© Copyright Policy - open-access
Related In: Results  -  Collection

License
Show All Figures
getmorefigures.php?uid=PMC5036328&req=5

Figure 16: A 20-day-old full-term neonate presenting with seizures shows mild hypoxic ischemic brain injury. Axial T1 (A) and T2 (B) WI at the level of lateral ventricles show few punctuate T1 hyperintensities (large black arrows) and subtle T2 hypointensities (small black arrows) representing astrogliosis in the parasagittal subcortical white matter. No blooming in the gradient images rules out hemorrhage

View Article: PubMed Central - PubMed

ABSTRACT

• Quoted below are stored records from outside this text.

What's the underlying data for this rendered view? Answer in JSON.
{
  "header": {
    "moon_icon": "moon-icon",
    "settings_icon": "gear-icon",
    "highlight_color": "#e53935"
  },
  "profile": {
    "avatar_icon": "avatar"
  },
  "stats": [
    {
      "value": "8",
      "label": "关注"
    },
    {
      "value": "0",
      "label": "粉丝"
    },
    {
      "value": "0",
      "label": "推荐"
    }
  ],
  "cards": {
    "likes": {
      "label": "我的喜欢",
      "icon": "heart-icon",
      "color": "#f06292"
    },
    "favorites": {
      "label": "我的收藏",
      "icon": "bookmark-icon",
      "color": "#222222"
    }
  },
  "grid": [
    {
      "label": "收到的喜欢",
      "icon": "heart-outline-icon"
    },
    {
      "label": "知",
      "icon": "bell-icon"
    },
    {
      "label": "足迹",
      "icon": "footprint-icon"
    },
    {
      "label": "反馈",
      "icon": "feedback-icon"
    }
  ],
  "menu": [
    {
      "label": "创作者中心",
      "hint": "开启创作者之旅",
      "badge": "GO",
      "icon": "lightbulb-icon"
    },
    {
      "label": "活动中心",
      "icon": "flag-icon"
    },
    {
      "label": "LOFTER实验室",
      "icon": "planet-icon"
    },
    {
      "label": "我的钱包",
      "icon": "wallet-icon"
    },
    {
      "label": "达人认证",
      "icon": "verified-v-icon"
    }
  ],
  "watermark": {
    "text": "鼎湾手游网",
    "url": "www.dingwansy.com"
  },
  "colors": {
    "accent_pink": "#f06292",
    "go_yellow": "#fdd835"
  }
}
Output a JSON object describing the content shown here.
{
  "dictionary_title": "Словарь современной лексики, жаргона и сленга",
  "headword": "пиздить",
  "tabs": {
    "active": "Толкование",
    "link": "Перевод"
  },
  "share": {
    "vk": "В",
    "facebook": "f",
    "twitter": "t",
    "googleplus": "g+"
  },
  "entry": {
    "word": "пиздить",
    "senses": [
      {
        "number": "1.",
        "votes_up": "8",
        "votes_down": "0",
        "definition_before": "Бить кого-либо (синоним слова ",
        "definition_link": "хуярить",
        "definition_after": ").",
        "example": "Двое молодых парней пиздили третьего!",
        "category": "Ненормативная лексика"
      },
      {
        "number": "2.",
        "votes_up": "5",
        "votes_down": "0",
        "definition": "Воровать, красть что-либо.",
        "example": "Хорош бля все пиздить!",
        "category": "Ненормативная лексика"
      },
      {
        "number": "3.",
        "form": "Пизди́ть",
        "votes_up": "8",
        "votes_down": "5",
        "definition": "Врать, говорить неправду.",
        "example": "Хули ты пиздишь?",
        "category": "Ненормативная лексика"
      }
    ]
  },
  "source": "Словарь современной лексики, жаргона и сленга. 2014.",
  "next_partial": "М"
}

Perinatal hypoxic–ischemic brain injury results in neonatal hypoxic–ischemic encephalopathy and serious long-term neurodevelopmental sequelae. Magnetic resonance imaging (MRI) of the brain is an ideal and safe imaging modality for suspected hypoxic–ischemic injury. The pattern of injury depends on brain maturity at the time of insult, severity of hypotension, and duration of insult. Time of imaging after the insult influences the imaging findings. Mild to moderate hypoperfusion results in germinal matrix hemorrhages and periventricular leukomalacia in preterm neonates and parasagittal watershed territory infarcts in full-term neonates. Severe insult preferentially damages the deep gray matter in both term and preterm infants. However, associated frequent perirolandic injury is seen in term neonates. MRI is useful in establishing the clinical diagnosis, assessing the severity of injury, and thereby prognosticating the outcome. Familiarity with imaging spectrum and insight into factors affecting the injury will enlighten the radiologist to provide an appropriate diagnosis.

No MeSH data available.


Related in: MedlinePlus